Dataset rows describing interfaces:
»»
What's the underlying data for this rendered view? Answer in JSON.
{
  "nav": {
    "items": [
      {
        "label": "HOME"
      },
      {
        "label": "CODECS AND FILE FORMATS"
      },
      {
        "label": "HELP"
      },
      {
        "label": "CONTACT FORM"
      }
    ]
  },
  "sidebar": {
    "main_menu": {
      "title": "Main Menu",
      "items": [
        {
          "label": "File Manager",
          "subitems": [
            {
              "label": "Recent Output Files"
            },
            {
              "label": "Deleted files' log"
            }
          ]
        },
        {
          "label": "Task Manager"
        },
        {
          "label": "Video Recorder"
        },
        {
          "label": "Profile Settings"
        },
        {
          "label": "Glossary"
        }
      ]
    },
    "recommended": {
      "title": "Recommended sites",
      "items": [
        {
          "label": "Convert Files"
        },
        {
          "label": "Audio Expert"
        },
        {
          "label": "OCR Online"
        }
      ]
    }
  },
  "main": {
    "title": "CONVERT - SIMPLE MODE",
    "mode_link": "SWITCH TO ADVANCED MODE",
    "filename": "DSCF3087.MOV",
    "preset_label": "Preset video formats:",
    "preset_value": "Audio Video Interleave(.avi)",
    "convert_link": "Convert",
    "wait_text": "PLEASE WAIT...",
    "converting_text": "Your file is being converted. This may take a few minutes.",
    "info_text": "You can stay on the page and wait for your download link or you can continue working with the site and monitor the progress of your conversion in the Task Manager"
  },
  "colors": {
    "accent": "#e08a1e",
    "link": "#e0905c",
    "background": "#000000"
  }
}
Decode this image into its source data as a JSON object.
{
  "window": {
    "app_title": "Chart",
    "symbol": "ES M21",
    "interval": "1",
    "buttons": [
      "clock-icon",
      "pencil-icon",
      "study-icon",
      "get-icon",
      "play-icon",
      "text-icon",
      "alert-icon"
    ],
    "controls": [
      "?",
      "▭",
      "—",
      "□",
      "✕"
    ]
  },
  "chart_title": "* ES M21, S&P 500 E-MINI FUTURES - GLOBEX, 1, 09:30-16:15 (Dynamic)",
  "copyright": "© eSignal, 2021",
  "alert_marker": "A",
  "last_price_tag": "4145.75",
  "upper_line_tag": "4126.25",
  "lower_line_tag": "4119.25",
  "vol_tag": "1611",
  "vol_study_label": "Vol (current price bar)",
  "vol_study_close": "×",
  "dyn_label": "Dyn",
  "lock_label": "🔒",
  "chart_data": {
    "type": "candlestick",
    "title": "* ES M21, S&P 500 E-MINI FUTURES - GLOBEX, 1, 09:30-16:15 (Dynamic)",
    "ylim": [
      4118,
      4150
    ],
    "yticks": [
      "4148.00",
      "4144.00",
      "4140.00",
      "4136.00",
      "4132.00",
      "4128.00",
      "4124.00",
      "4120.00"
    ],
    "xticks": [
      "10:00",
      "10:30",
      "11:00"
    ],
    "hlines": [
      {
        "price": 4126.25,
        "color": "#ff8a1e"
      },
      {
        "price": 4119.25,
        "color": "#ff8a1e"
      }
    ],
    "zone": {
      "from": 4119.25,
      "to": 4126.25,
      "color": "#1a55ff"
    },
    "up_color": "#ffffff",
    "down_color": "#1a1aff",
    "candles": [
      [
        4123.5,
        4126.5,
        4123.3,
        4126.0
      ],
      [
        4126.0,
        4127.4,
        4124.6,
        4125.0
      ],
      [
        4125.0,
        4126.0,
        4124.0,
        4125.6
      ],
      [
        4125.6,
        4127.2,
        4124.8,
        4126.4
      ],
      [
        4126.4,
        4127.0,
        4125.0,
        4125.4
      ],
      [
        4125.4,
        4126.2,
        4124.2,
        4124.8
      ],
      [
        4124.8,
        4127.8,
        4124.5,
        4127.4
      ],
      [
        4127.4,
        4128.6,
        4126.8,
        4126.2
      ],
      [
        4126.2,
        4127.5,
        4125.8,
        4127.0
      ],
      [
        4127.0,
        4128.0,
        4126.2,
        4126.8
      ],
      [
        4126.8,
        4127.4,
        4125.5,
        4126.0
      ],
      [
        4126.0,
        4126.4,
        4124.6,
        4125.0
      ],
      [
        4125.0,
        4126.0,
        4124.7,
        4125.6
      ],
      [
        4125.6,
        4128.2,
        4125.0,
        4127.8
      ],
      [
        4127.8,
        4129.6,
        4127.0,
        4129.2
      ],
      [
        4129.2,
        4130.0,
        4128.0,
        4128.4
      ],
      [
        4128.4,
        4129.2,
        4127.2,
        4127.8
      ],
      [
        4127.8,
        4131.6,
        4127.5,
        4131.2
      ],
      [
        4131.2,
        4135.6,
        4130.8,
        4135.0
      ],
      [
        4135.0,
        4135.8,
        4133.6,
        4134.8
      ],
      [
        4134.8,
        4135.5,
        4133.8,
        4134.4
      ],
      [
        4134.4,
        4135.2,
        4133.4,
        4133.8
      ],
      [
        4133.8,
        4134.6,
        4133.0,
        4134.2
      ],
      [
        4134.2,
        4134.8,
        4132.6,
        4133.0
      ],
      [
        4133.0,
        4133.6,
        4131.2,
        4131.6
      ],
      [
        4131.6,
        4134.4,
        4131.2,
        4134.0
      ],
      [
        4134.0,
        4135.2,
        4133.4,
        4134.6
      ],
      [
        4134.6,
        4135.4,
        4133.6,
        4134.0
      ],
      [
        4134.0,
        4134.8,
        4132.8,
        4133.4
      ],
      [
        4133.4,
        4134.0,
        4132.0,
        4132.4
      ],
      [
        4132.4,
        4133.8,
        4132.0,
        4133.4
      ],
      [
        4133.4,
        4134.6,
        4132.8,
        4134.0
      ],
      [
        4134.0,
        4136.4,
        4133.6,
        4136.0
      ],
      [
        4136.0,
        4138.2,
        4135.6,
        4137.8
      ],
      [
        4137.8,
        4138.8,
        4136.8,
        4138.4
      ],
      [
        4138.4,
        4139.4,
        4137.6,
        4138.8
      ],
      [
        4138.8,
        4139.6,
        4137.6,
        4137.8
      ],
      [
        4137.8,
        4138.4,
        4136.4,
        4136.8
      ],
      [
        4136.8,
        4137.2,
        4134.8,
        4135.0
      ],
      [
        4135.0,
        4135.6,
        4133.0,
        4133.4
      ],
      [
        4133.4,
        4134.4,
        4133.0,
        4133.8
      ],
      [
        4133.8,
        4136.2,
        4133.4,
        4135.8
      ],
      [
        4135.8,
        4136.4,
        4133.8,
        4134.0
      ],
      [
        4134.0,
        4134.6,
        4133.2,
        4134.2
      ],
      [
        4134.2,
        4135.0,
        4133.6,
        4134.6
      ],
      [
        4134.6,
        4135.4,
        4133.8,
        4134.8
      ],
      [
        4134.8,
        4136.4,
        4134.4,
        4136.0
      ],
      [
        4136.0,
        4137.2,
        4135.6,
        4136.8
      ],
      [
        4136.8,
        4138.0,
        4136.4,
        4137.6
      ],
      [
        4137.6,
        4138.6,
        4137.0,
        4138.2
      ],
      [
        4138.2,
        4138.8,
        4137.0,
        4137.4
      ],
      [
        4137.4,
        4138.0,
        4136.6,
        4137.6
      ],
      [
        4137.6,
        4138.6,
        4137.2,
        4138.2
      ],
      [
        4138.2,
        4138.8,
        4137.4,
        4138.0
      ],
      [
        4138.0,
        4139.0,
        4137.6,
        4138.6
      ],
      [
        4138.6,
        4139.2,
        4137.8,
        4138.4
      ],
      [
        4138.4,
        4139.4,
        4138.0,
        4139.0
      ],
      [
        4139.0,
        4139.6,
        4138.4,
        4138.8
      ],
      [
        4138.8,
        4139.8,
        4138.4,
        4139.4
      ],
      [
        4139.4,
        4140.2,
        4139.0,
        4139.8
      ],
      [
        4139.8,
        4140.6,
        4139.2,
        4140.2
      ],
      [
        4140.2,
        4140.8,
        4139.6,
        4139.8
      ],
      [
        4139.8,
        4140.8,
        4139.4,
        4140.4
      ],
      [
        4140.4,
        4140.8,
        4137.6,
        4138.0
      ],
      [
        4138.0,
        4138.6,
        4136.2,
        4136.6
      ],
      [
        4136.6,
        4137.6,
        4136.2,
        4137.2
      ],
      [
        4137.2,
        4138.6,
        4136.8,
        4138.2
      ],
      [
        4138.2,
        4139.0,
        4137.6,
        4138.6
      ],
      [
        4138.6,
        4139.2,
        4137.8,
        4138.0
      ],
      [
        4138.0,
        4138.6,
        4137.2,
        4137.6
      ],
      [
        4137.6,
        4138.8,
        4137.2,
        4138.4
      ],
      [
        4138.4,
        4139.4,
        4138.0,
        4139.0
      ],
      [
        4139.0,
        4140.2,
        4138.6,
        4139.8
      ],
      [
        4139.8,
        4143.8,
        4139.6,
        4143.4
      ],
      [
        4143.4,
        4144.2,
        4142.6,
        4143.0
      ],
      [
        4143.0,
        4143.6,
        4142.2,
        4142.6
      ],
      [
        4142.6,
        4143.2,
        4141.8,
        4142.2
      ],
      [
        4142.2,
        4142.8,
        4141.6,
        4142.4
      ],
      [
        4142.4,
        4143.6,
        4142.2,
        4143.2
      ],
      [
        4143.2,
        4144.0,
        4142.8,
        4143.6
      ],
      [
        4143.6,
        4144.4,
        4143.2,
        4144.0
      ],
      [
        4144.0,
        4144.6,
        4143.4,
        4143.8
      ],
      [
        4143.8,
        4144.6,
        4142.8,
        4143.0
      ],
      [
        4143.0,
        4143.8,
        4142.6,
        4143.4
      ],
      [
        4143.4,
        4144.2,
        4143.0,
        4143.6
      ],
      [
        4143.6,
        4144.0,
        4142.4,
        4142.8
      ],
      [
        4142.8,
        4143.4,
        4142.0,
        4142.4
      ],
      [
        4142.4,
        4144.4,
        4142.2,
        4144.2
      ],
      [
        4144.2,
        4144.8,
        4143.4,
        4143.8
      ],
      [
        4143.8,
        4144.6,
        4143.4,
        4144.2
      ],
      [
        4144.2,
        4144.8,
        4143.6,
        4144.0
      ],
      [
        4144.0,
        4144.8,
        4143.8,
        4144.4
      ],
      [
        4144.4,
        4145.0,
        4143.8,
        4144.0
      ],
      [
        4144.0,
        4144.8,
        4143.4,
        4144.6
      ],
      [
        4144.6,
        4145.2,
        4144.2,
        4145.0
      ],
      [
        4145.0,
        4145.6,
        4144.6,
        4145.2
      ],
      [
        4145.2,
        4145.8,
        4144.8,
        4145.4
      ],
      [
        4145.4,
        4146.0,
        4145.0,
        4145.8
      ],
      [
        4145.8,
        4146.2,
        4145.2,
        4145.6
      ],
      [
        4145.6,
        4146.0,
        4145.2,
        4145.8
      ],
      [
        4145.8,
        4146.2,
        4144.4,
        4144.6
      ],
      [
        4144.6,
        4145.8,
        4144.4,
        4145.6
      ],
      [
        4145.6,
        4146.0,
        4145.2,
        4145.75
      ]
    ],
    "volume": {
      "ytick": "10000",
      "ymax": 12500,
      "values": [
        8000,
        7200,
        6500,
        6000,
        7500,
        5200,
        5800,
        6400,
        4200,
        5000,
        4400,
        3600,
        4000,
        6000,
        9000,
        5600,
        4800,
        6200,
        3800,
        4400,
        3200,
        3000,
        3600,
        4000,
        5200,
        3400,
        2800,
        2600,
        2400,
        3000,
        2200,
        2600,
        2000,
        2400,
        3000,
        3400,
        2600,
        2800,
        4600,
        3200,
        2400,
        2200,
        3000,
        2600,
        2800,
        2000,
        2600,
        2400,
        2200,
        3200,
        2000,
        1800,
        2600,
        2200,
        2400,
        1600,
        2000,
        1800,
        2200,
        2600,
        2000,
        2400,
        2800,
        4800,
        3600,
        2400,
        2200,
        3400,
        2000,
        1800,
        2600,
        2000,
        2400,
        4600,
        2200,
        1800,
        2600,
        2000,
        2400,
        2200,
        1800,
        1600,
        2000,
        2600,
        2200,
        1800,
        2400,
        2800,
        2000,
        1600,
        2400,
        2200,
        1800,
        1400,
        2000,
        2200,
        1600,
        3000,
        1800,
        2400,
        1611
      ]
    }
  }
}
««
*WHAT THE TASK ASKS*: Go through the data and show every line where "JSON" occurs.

*TASK RESPONSE*:
What's the underlying data for this rendered view? Answer in JSON.
Decode this image into its source data as a JSON object.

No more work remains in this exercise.